PROMPT:
Output the entries below unchanged, except for the pictures.
══ RECORDS FOR THIS TASK ══
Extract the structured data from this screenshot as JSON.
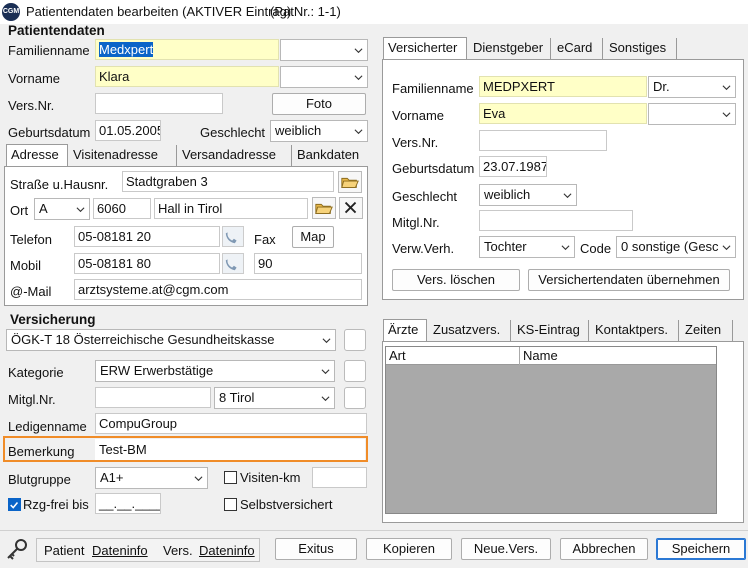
{
  "window": {
    "title": "Patientendaten bearbeiten (AKTIVER Eintrag)",
    "patnr": "(PatNr.: 1-1)",
    "logo": "CGM"
  },
  "patient": {
    "section_title": "Patientendaten",
    "familienname_label": "Familienname",
    "familienname": "Medxpert",
    "familienname_extra": "",
    "vorname_label": "Vorname",
    "vorname": "Klara",
    "vorname_extra": "",
    "versnr_label": "Vers.Nr.",
    "versnr": "",
    "foto_label": "Foto",
    "geburtsdatum_label": "Geburtsdatum",
    "geburtsdatum": "01.05.2005",
    "geschlecht_label": "Geschlecht",
    "geschlecht": "weiblich"
  },
  "address_tabs": [
    "Adresse",
    "Visitenadresse",
    "Versandadresse",
    "Bankdaten"
  ],
  "address": {
    "strasse_label": "Straße u.Hausnr.",
    "strasse": "Stadtgraben 3",
    "ort_label": "Ort",
    "land": "A",
    "plz": "6060",
    "ort": "Hall in Tirol",
    "telefon_label": "Telefon",
    "telefon": "05-08181 20",
    "fax_label": "Fax",
    "map_label": "Map",
    "mobil_label": "Mobil",
    "mobil": "05-08181 80",
    "fax": "90",
    "email_label": "@-Mail",
    "email": "arztsysteme.at@cgm.com"
  },
  "insurance": {
    "section_title": "Versicherung",
    "kasse": "ÖGK-T 18 Österreichische Gesundheitskasse",
    "kategorie_label": "Kategorie",
    "kategorie": "ERW Erwerbstätige",
    "mitglnr_label": "Mitgl.Nr.",
    "mitglnr": "",
    "bundesland": "8 Tirol",
    "ledigenname_label": "Ledigenname",
    "ledigenname": "CompuGroup",
    "bemerkung_label": "Bemerkung",
    "bemerkung": "Test-BM",
    "blutgruppe_label": "Blutgruppe",
    "blutgruppe": "A1+",
    "visiten_label": "Visiten-km",
    "visiten": "",
    "rzg_label": "Rzg-frei bis",
    "rzg": "__.__.____",
    "selbst_label": "Selbstversichert"
  },
  "insured_tabs": [
    "Versicherter",
    "Dienstgeber",
    "eCard",
    "Sonstiges"
  ],
  "insured": {
    "familienname_label": "Familienname",
    "familienname": "MEDPXERT",
    "titel": "Dr.",
    "vorname_label": "Vorname",
    "vorname": "Eva",
    "vorname_extra": "",
    "versnr_label": "Vers.Nr.",
    "versnr": "",
    "geburtsdatum_label": "Geburtsdatum",
    "geburtsdatum": "23.07.1987",
    "geschlecht_label": "Geschlecht",
    "geschlecht": "weiblich",
    "mitglnr_label": "Mitgl.Nr.",
    "mitglnr": "",
    "verw_label": "Verw.Verh.",
    "verw": "Tochter",
    "code_label": "Code",
    "code": "0 sonstige (Gesc",
    "loeschen_label": "Vers. löschen",
    "uebernehmen_label": "Versichertendaten übernehmen"
  },
  "doctor_tabs": [
    "Ärzte",
    "Zusatzvers.",
    "KS-Eintrag",
    "Kontaktpers.",
    "Zeiten"
  ],
  "doctor_table": {
    "columns": [
      "Art",
      "Name"
    ]
  },
  "footer": {
    "patient_label": "Patient",
    "patient_link": "Dateninfo",
    "vers_label": "Vers.",
    "vers_link": "Dateninfo",
    "exitus": "Exitus",
    "kopieren": "Kopieren",
    "neuevers": "Neue.Vers.",
    "abbrechen": "Abbrechen",
    "speichern": "Speichern"
  },
  "colors": {
    "highlight": "#f08c28",
    "accent": "#2b78d4",
    "yellow_field": "#ffffc7"
  }
}
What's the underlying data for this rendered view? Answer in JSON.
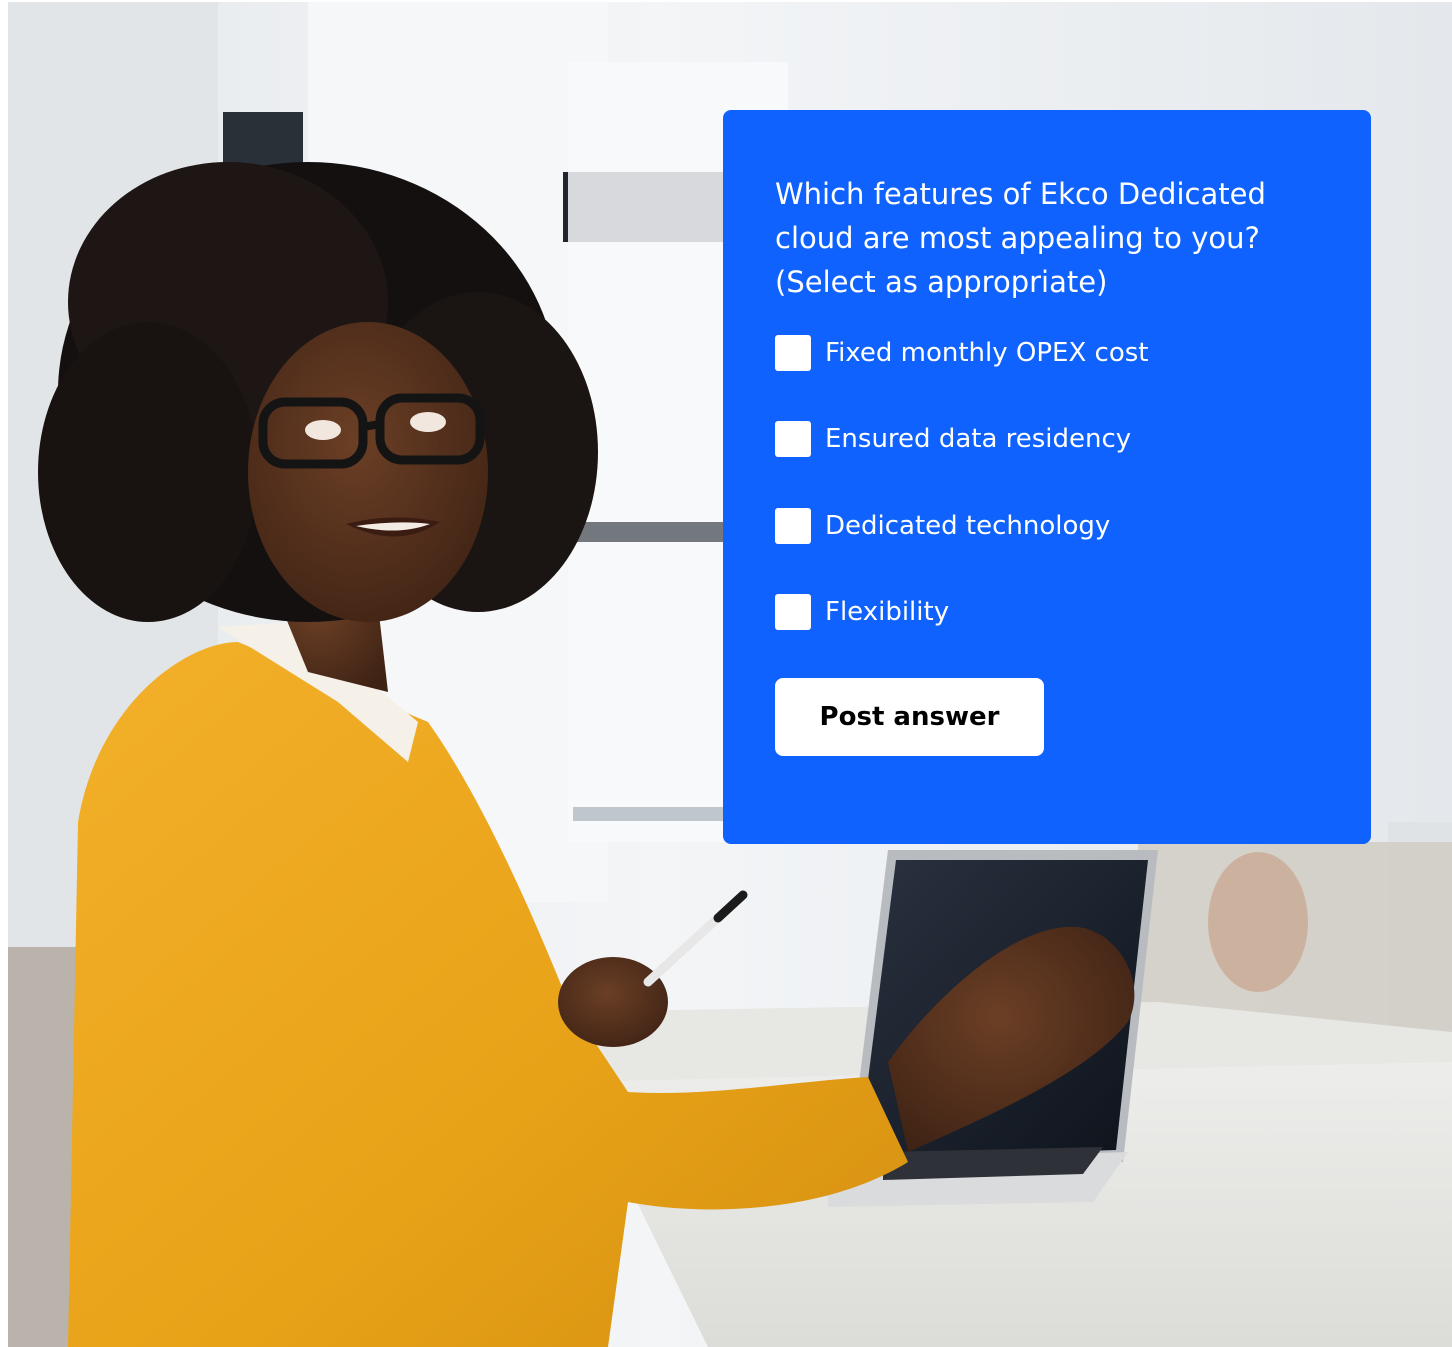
{
  "poll": {
    "question": "Which features of Ekco Dedicated cloud are most appealing to you? (Select as appropriate)",
    "options": [
      {
        "label": "Fixed monthly OPEX cost",
        "checked": false
      },
      {
        "label": "Ensured data residency",
        "checked": false
      },
      {
        "label": "Dedicated technology",
        "checked": false
      },
      {
        "label": "Flexibility",
        "checked": false
      }
    ],
    "submit_label": "Post answer",
    "accent_color": "#0f62fe"
  },
  "background": {
    "icon": "office-photo"
  }
}
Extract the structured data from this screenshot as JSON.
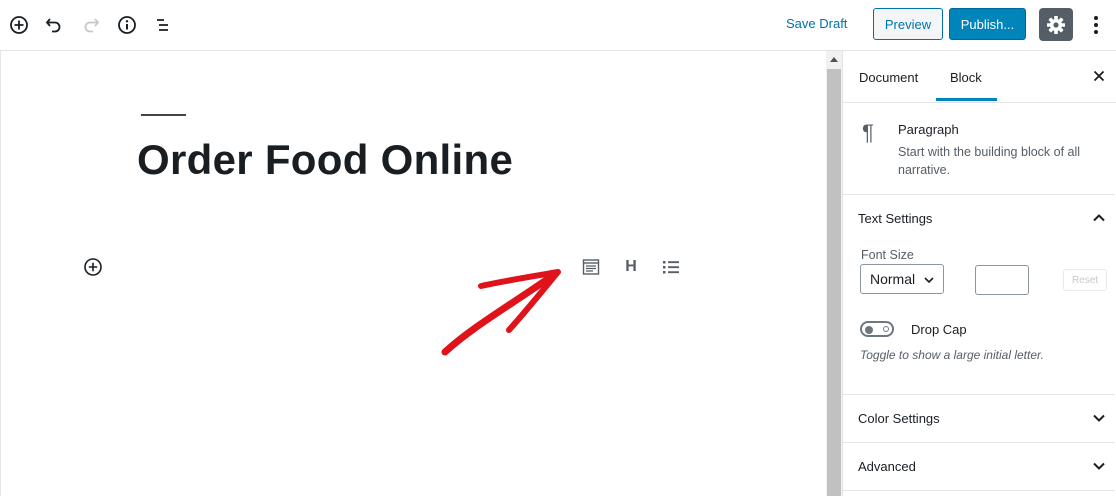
{
  "toolbar": {
    "icons": [
      "add-block-icon",
      "undo-icon",
      "redo-icon",
      "info-icon",
      "block-navigation-icon"
    ],
    "save_draft": "Save Draft",
    "preview": "Preview",
    "publish": "Publish...",
    "settings_icon": "gear-icon",
    "more_icon": "more-vertical-icon"
  },
  "editor": {
    "title": "Order Food Online",
    "inline_tools": [
      "paragraph-icon",
      "heading-icon",
      "list-icon"
    ],
    "heading_glyph": "H",
    "annotation": "red-arrow"
  },
  "sidebar": {
    "tabs": [
      "Document",
      "Block"
    ],
    "active_tab": "Block",
    "block": {
      "icon_glyph": "¶",
      "name": "Paragraph",
      "description": "Start with the building block of all narrative."
    },
    "text_settings": {
      "title": "Text Settings",
      "font_size_label": "Font Size",
      "font_size_value": "Normal",
      "custom_size_value": "",
      "reset_label": "Reset",
      "drop_cap_label": "Drop Cap",
      "drop_cap_enabled": false,
      "drop_cap_help": "Toggle to show a large initial letter."
    },
    "color_settings": {
      "title": "Color Settings"
    },
    "advanced": {
      "title": "Advanced"
    }
  },
  "colors": {
    "accent": "#0085ba",
    "link": "#0073aa",
    "arrow": "#e0131a"
  }
}
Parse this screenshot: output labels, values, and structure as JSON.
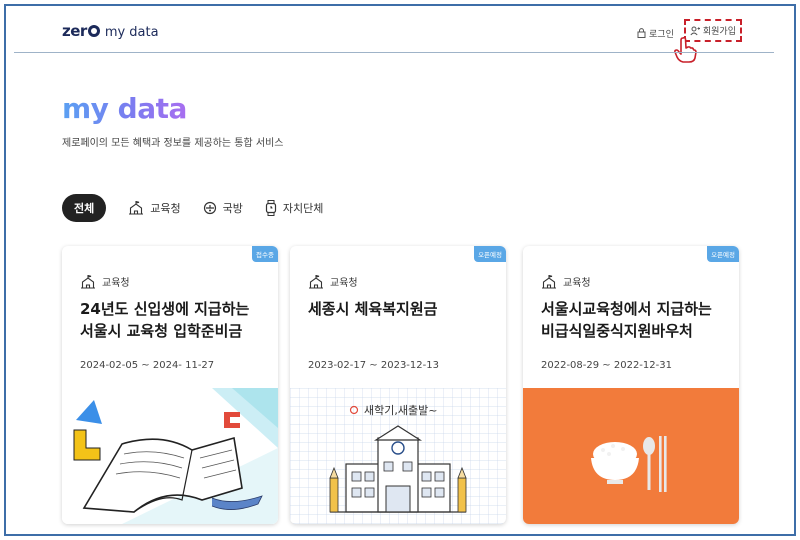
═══
ANSWER:
Extract the structured data from this screenshot as JSON.
{
  "window": {
    "title": "Patientendaten bearbeiten (AKTIVER Eintrag)",
    "patnr": "(PatNr.: 1-1)",
    "logo": "CGM"
  },
  "patient": {
    "section_title": "Patientendaten",
    "familienname_label": "Familienname",
    "familienname": "Medxpert",
    "familienname_extra": "",
    "vorname_label": "Vorname",
    "vorname": "Klara",
    "vorname_extra": "",
    "versnr_label": "Vers.Nr.",
    "versnr": "",
    "foto_label": "Foto",
    "geburtsdatum_label": "Geburtsdatum",
    "geburtsdatum": "01.05.2005",
    "geschlecht_label": "Geschlecht",
    "geschlecht": "weiblich"
  },
  "address_tabs": [
    "Adresse",
    "Visitenadresse",
    "Versandadresse",
    "Bankdaten"
  ],
  "address": {
    "strasse_label": "Straße u.Hausnr.",
    "strasse": "Stadtgraben 3",
    "ort_label": "Ort",
    "land": "A",
    "plz": "6060",
    "ort": "Hall in Tirol",
    "telefon_label": "Telefon",
    "telefon": "05-08181 20",
    "fax_label": "Fax",
    "map_label": "Map",
    "mobil_label": "Mobil",
    "mobil": "05-08181 80",
    "fax": "90",
    "email_label": "@-Mail",
    "email": "arztsysteme.at@cgm.com"
  },
  "insurance": {
    "section_title": "Versicherung",
    "kasse": "ÖGK-T 18 Österreichische Gesundheitskasse",
    "kategorie_label": "Kategorie",
    "kategorie": "ERW Erwerbstätige",
    "mitglnr_label": "Mitgl.Nr.",
    "mitglnr": "",
    "bundesland": "8 Tirol",
    "ledigenname_label": "Ledigenname",
    "ledigenname": "CompuGroup",
    "bemerkung_label": "Bemerkung",
    "bemerkung": "Test-BM",
    "blutgruppe_label": "Blutgruppe",
    "blutgruppe": "A1+",
    "visiten_label": "Visiten-km",
    "visiten": "",
    "rzg_label": "Rzg-frei bis",
    "rzg": "__.__.____",
    "selbst_label": "Selbstversichert"
  },
  "insured_tabs": [
    "Versicherter",
    "Dienstgeber",
    "eCard",
    "Sonstiges"
  ],
  "insured": {
    "familienname_label": "Familienname",
    "familienname": "MEDPXERT",
    "titel": "Dr.",
    "vorname_label": "Vorname",
    "vorname": "Eva",
    "vorname_extra": "",
    "versnr_label": "Vers.Nr.",
    "versnr": "",
    "geburtsdatum_label": "Geburtsdatum",
    "geburtsdatum": "23.07.1987",
    "geschlecht_label": "Geschlecht",
    "geschlecht": "weiblich",
    "mitglnr_label": "Mitgl.Nr.",
    "mitglnr": "",
    "verw_label": "Verw.Verh.",
    "verw": "Tochter",
    "code_label": "Code",
    "code": "0 sonstige (Gesc",
    "loeschen_label": "Vers. löschen",
    "uebernehmen_label": "Versichertendaten übernehmen"
  },
  "doctor_tabs": [
    "Ärzte",
    "Zusatzvers.",
    "KS-Eintrag",
    "Kontaktpers.",
    "Zeiten"
  ],
  "doctor_table": {
    "columns": [
      "Art",
      "Name"
    ]
  },
  "footer": {
    "patient_label": "Patient",
    "patient_link": "Dateninfo",
    "vers_label": "Vers.",
    "vers_link": "Dateninfo",
    "exitus": "Exitus",
    "kopieren": "Kopieren",
    "neuevers": "Neue.Vers.",
    "abbrechen": "Abbrechen",
    "speichern": "Speichern"
  },
  "colors": {
    "highlight": "#f08c28",
    "accent": "#2b78d4",
    "yellow_field": "#ffffc7"
  }
}
What's the underlying data for this rendered view? Answer in JSON.
{
  "poll": {
    "question": "Which features of Ekco Dedicated cloud are most appealing to you? (Select as appropriate)",
    "options": [
      {
        "label": "Fixed monthly OPEX cost",
        "checked": false
      },
      {
        "label": "Ensured data residency",
        "checked": false
      },
      {
        "label": "Dedicated technology",
        "checked": false
      },
      {
        "label": "Flexibility",
        "checked": false
      }
    ],
    "submit_label": "Post answer",
    "accent_color": "#0f62fe"
  },
  "background": {
    "icon": "office-photo"
  }
}
Extract the structured data from this screenshot as JSON.
{
  "toolbar": {
    "icons": [
      "add-block-icon",
      "undo-icon",
      "redo-icon",
      "info-icon",
      "block-navigation-icon"
    ],
    "save_draft": "Save Draft",
    "preview": "Preview",
    "publish": "Publish...",
    "settings_icon": "gear-icon",
    "more_icon": "more-vertical-icon"
  },
  "editor": {
    "title": "Order Food Online",
    "inline_tools": [
      "paragraph-icon",
      "heading-icon",
      "list-icon"
    ],
    "heading_glyph": "H",
    "annotation": "red-arrow"
  },
  "sidebar": {
    "tabs": [
      "Document",
      "Block"
    ],
    "active_tab": "Block",
    "block": {
      "icon_glyph": "¶",
      "name": "Paragraph",
      "description": "Start with the building block of all narrative."
    },
    "text_settings": {
      "title": "Text Settings",
      "font_size_label": "Font Size",
      "font_size_value": "Normal",
      "custom_size_value": "",
      "reset_label": "Reset",
      "drop_cap_label": "Drop Cap",
      "drop_cap_enabled": false,
      "drop_cap_help": "Toggle to show a large initial letter."
    },
    "color_settings": {
      "title": "Color Settings"
    },
    "advanced": {
      "title": "Advanced"
    }
  },
  "colors": {
    "accent": "#0085ba",
    "link": "#0073aa",
    "arrow": "#e0131a"
  }
}
Parse this screenshot: output labels, values, and structure as JSON.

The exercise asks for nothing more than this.